    #[unstable(feature = "total_cmp", issue = "72599")]
    #[inline]
    pub fn total_cmp(&self, other: &Self) -> crate::cmp::Ordering {
        let mut left = self.to_bits() as i32;
        let mut right = other.to_bits() as i32;

        // In case of negatives, flip all the bits except the sign
        // to achieve a similar layout as two's complement integers
        //
        // Why does this work? IEEE 754 floats consist of three fields:
        // Sign bit, exponent and mantissa. The set of exponent and mantissa
        // fields as a whole have the property that their bitwise order is
        // equal to the numeric magnitude where the magnitude is defined.
        // The magnitude is not normally defined on NaN values, but
        // IEEE 754 totalOrder defines the NaN values also to follow the
        // bitwise order. This leads to order explained in the doc comment.

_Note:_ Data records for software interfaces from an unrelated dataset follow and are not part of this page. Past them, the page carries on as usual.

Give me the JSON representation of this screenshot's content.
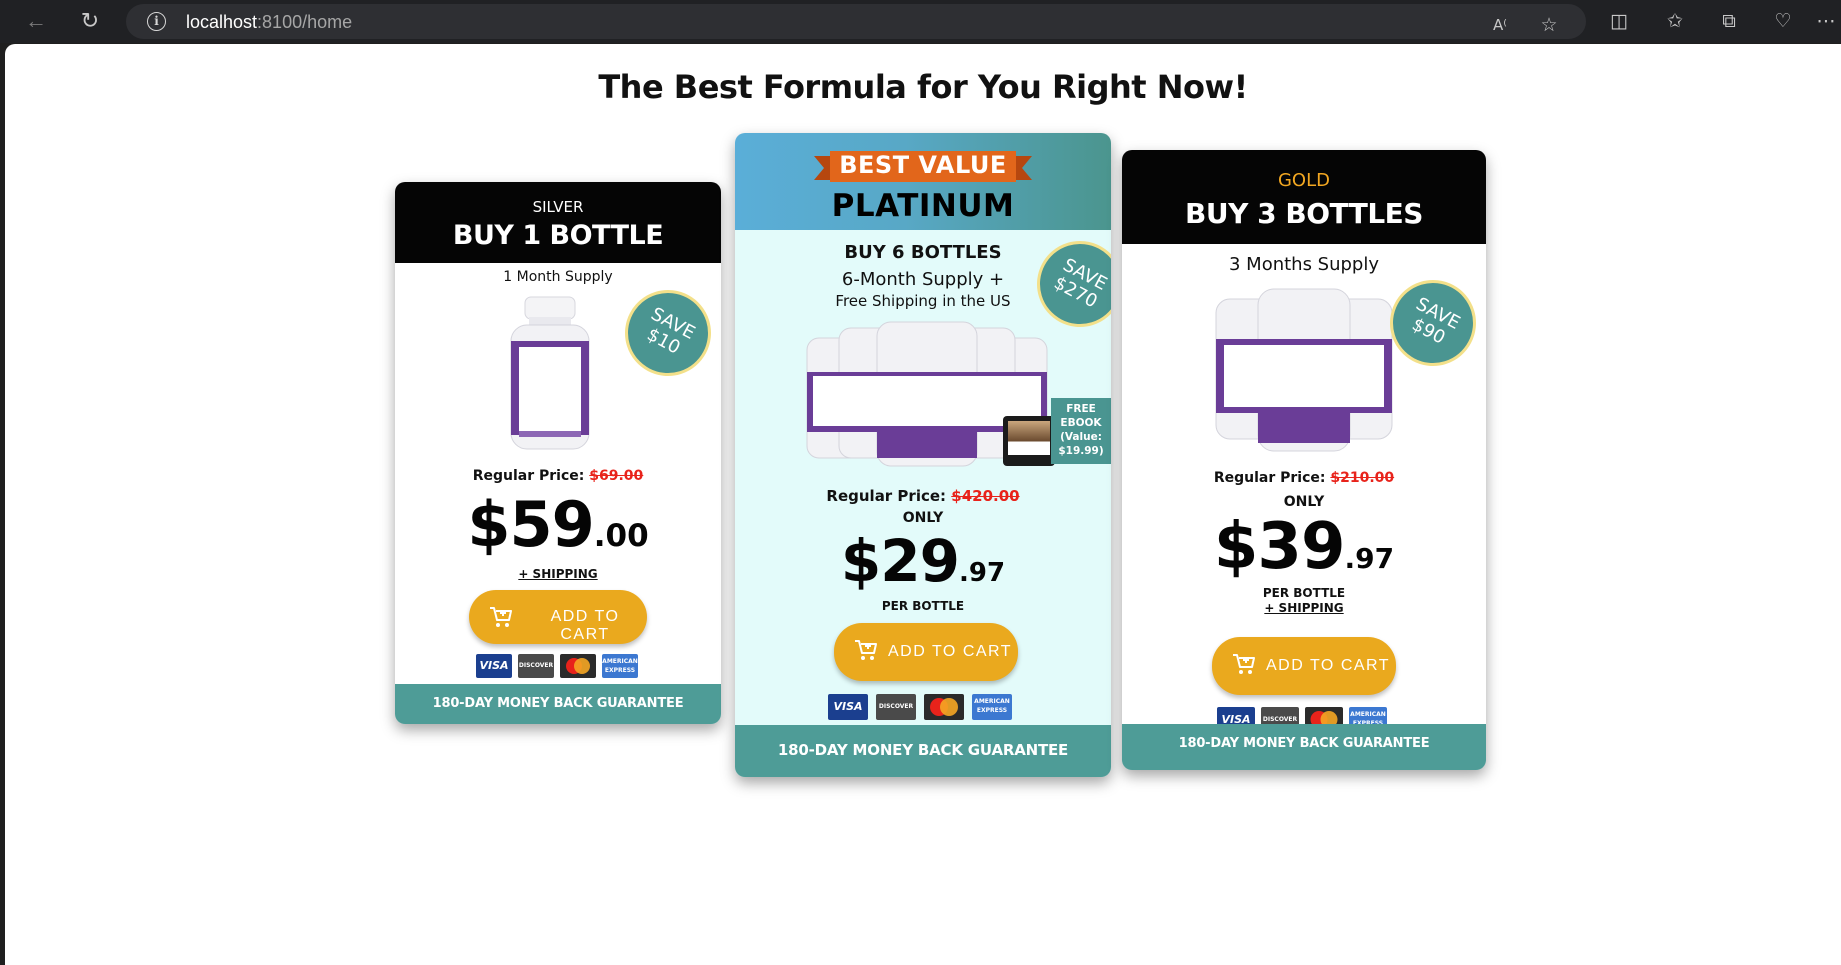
{
  "browser": {
    "url_host": "localhost",
    "url_rest": ":8100/home",
    "icons": [
      "back-arrow-icon",
      "reload-icon",
      "site-info-icon",
      "read-aloud-icon",
      "favorite-star-icon",
      "split-screen-icon",
      "favorites-icon",
      "collections-icon",
      "browser-essentials-icon",
      "more-icon"
    ]
  },
  "page": {
    "headline": "The Best Formula for You Right Now!"
  },
  "colors": {
    "accent_teal": "#4e9c97",
    "button_gold": "#eaa91e",
    "ribbon_orange": "#e2661b",
    "strike_red": "#e8231b",
    "gold_tier": "#f2a721"
  },
  "cards": {
    "silver": {
      "tier": "SILVER",
      "title": "BUY 1 BOTTLE",
      "supply": "1 Month Supply",
      "save_line1": "SAVE",
      "save_line2": "$10",
      "regular_label": "Regular Price:",
      "regular_price": "$69.00",
      "price_dollars": "$59",
      "price_cents": ".00",
      "shipping": "+ SHIPPING",
      "cart_label": "ADD TO CART",
      "guarantee": "180-DAY MONEY BACK GUARANTEE"
    },
    "platinum": {
      "ribbon": "BEST VALUE",
      "title": "PLATINUM",
      "headline": "BUY 6 BOTTLES",
      "supply": "6-Month Supply +",
      "bonus": "Free Shipping in the US",
      "save_line1": "SAVE",
      "save_line2": "$270",
      "ebook_line1": "FREE",
      "ebook_line2": "EBOOK",
      "ebook_line3": "(Value:",
      "ebook_line4": "$19.99)",
      "regular_label": "Regular Price:",
      "regular_price": "$420.00",
      "only": "ONLY",
      "price_dollars": "$29",
      "price_cents": ".97",
      "per_bottle": "PER BOTTLE",
      "cart_label": "ADD TO CART",
      "guarantee": "180-DAY MONEY BACK GUARANTEE"
    },
    "gold": {
      "tier": "GOLD",
      "title": "BUY 3 BOTTLES",
      "supply": "3 Months Supply",
      "save_line1": "SAVE",
      "save_line2": "$90",
      "regular_label": "Regular Price:",
      "regular_price": "$210.00",
      "only": "ONLY",
      "price_dollars": "$39",
      "price_cents": ".97",
      "per_bottle": "PER BOTTLE",
      "shipping": "+ SHIPPING",
      "cart_label": "ADD TO CART",
      "guarantee": "180-DAY MONEY BACK GUARANTEE"
    }
  },
  "payment_methods": {
    "visa": "VISA",
    "discover": "DISCOVER",
    "mastercard": "",
    "amex": "AMERICAN EXPRESS"
  }
}
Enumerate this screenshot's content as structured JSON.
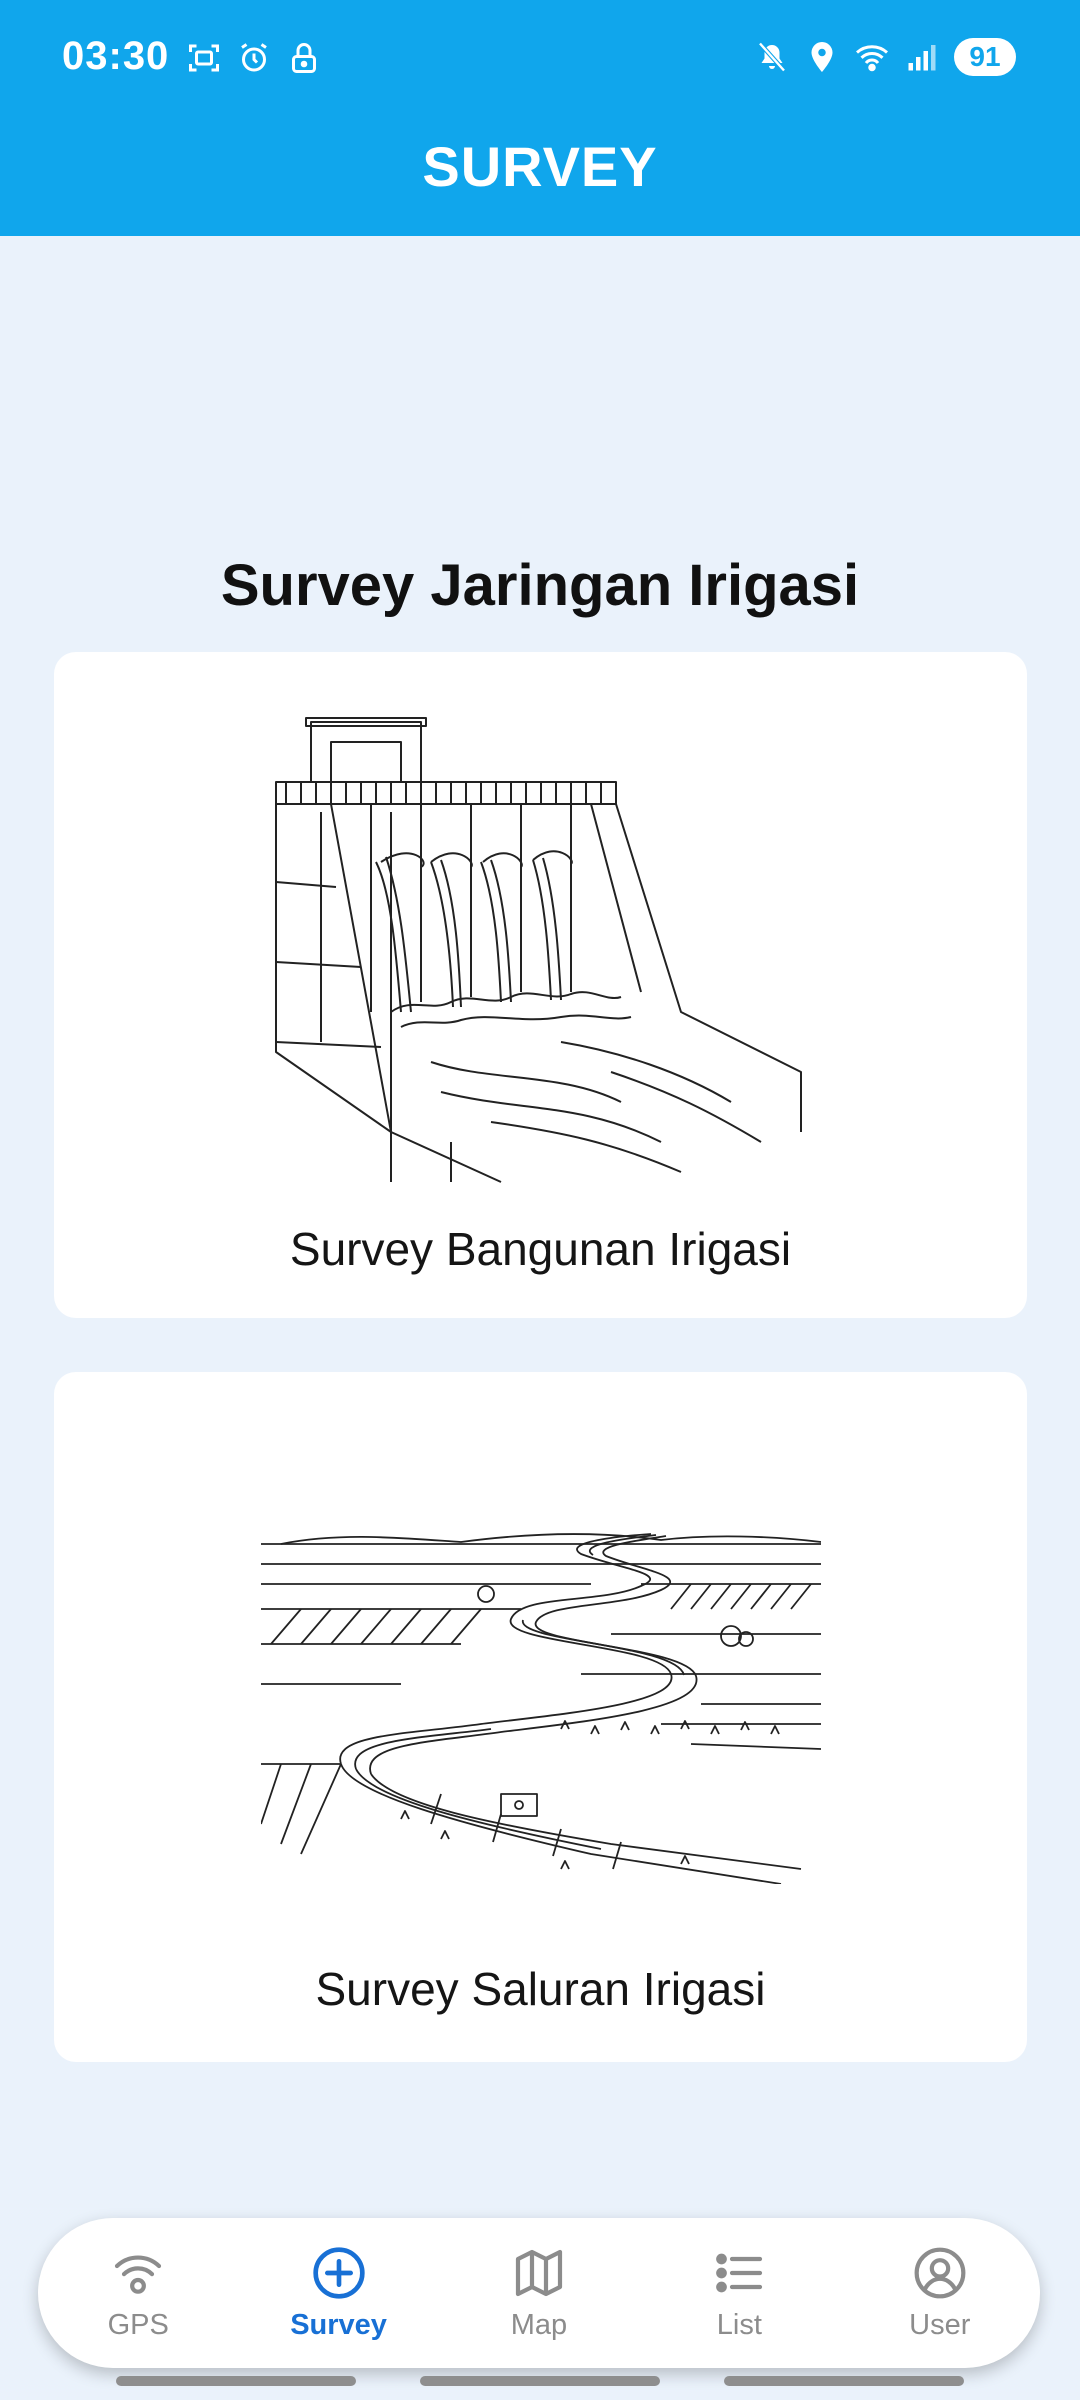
{
  "status_bar": {
    "time": "03:30",
    "battery": "91",
    "icons_left": [
      "screenshot-icon",
      "alarm-icon",
      "lock-icon"
    ],
    "icons_right": [
      "mute-icon",
      "location-icon",
      "wifi-icon",
      "signal-icon"
    ]
  },
  "header": {
    "title": "SURVEY",
    "background": "#10A6EC"
  },
  "main": {
    "heading": "Survey Jaringan Irigasi",
    "cards": [
      {
        "label": "Survey Bangunan Irigasi",
        "illustration": "dam-spillway-illustration"
      },
      {
        "label": "Survey Saluran Irigasi",
        "illustration": "irrigation-canal-illustration"
      }
    ]
  },
  "bottom_nav": {
    "items": [
      {
        "label": "GPS",
        "icon": "gps-signal-icon",
        "active": false
      },
      {
        "label": "Survey",
        "icon": "add-circle-icon",
        "active": true
      },
      {
        "label": "Map",
        "icon": "map-icon",
        "active": false
      },
      {
        "label": "List",
        "icon": "list-icon",
        "active": false
      },
      {
        "label": "User",
        "icon": "user-icon",
        "active": false
      }
    ],
    "active_color": "#1870D5",
    "inactive_color": "#8C8C8C"
  }
}
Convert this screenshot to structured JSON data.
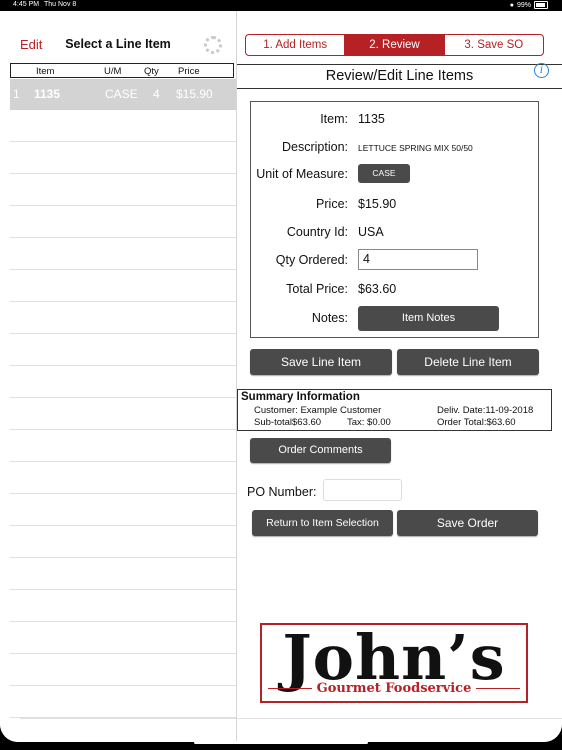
{
  "status": {
    "time": "4:45 PM",
    "date": "Thu Nov 8",
    "battery": "99%"
  },
  "left": {
    "edit_label": "Edit",
    "title": "Select a Line Item",
    "columns": {
      "item": "Item",
      "um": "U/M",
      "qty": "Qty",
      "price": "Price"
    },
    "rows": [
      {
        "index": "1",
        "item": "1135",
        "um": "CASE",
        "qty": "4",
        "price": "$15.90"
      }
    ]
  },
  "steps": {
    "add": "1. Add Items",
    "review": "2. Review",
    "save": "3. Save SO"
  },
  "review_title": "Review/Edit Line Items",
  "info_icon": "i",
  "detail": {
    "item_label": "Item:",
    "item_value": "1135",
    "desc_label": "Description:",
    "desc_value": "LETTUCE SPRING MIX 50/50",
    "uom_label": "Unit of Measure:",
    "uom_value": "CASE",
    "price_label": "Price:",
    "price_value": "$15.90",
    "country_label": "Country Id:",
    "country_value": "USA",
    "qty_label": "Qty Ordered:",
    "qty_value": "4",
    "total_label": "Total Price:",
    "total_value": "$63.60",
    "notes_label": "Notes:",
    "notes_button": "Item Notes"
  },
  "actions": {
    "save_line": "Save Line Item",
    "delete_line": "Delete Line Item"
  },
  "summary": {
    "title": "Summary Information",
    "customer": "Customer: Example Customer",
    "deliv_date": "Deliv. Date:11-09-2018",
    "subtotal": "Sub-total$63.60",
    "tax": "Tax: $0.00",
    "order_total": "Order Total:$63.60"
  },
  "order_comments": "Order Comments",
  "po_label": "PO Number:",
  "po_value": "",
  "return_button": "Return to Item Selection",
  "save_order_button": "Save Order",
  "logo": {
    "main": "John’s",
    "sub": "Gourmet Foodservice"
  },
  "colors": {
    "accent": "#b52125",
    "button_dark": "#4a4a4a",
    "selected_row": "#d3d3d3"
  }
}
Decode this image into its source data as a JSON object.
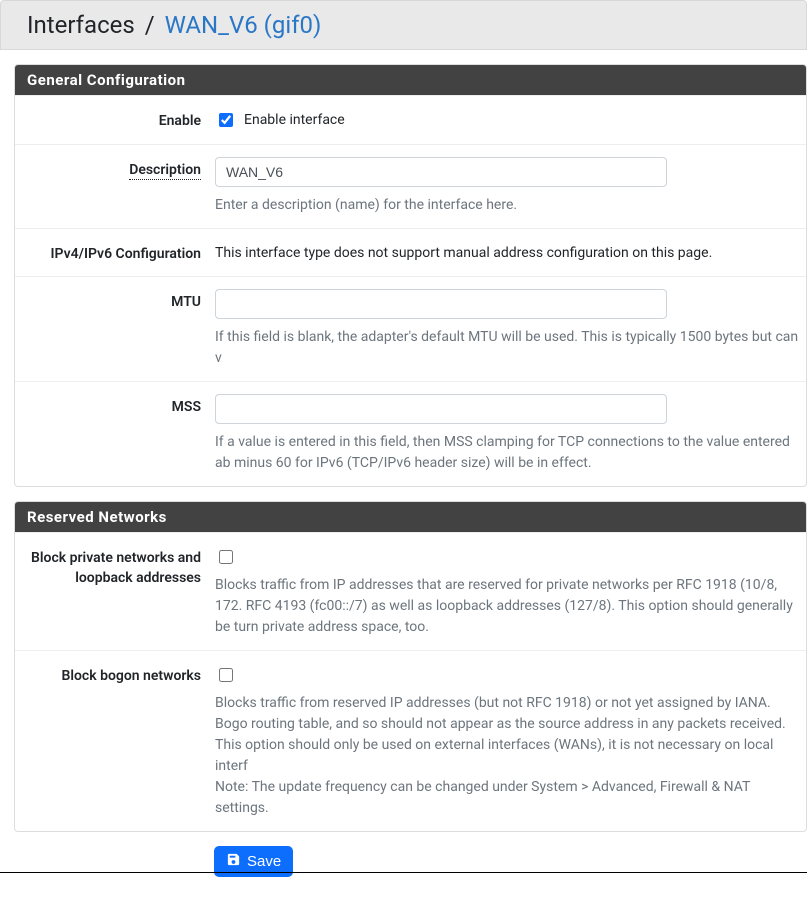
{
  "breadcrumb": {
    "root": "Interfaces",
    "separator": "/",
    "current": "WAN_V6 (gif0)"
  },
  "panels": {
    "general": {
      "title": "General Configuration",
      "enable": {
        "label": "Enable",
        "checkbox_label": "Enable interface",
        "checked": true
      },
      "description": {
        "label": "Description",
        "value": "WAN_V6",
        "help": "Enter a description (name) for the interface here."
      },
      "ipconfig": {
        "label": "IPv4/IPv6 Configuration",
        "text": "This interface type does not support manual address configuration on this page."
      },
      "mtu": {
        "label": "MTU",
        "value": "",
        "help": "If this field is blank, the adapter's default MTU will be used. This is typically 1500 bytes but can v"
      },
      "mss": {
        "label": "MSS",
        "value": "",
        "help": "If a value is entered in this field, then MSS clamping for TCP connections to the value entered ab minus 60 for IPv6 (TCP/IPv6 header size) will be in effect."
      }
    },
    "reserved": {
      "title": "Reserved Networks",
      "block_private": {
        "label": "Block private networks and loopback addresses",
        "checked": false,
        "help": "Blocks traffic from IP addresses that are reserved for private networks per RFC 1918 (10/8, 172. RFC 4193 (fc00::/7) as well as loopback addresses (127/8). This option should generally be turn private address space, too."
      },
      "block_bogon": {
        "label": "Block bogon networks",
        "checked": false,
        "help": "Blocks traffic from reserved IP addresses (but not RFC 1918) or not yet assigned by IANA. Bogo routing table, and so should not appear as the source address in any packets received.\nThis option should only be used on external interfaces (WANs), it is not necessary on local interf\nNote: The update frequency can be changed under System > Advanced, Firewall & NAT settings."
      }
    }
  },
  "actions": {
    "save": "Save"
  }
}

        // However, the representation of magnitude is the same for negative
        // and positive numbers – only the sign bit is different.
        // To easily compare the floats as signed integers, we need to
        // flip the exponent and mantissa bits in case of negative numbers.
        // We effectively convert the numbers to "two's complement" form.
        //
        // To do the flipping, we construct a mask and XOR against it.
        // We branchlessly calculate an "all-ones except for the sign bit"
        // mask from negative-signed values: right shifting sign-extends
        // the integer, so we "fill" the mask with sign bits, and then
        // convert to unsigned to push one more zero bit.
        // On positive values, the mask is all zeros, so it's a no-op.
        left ^= (((left >> 31) as u32) >> 1) as i32;
        right ^= (((right >> 31) as u32) >> 1) as i32;

        left.cmp(&right)
    }
}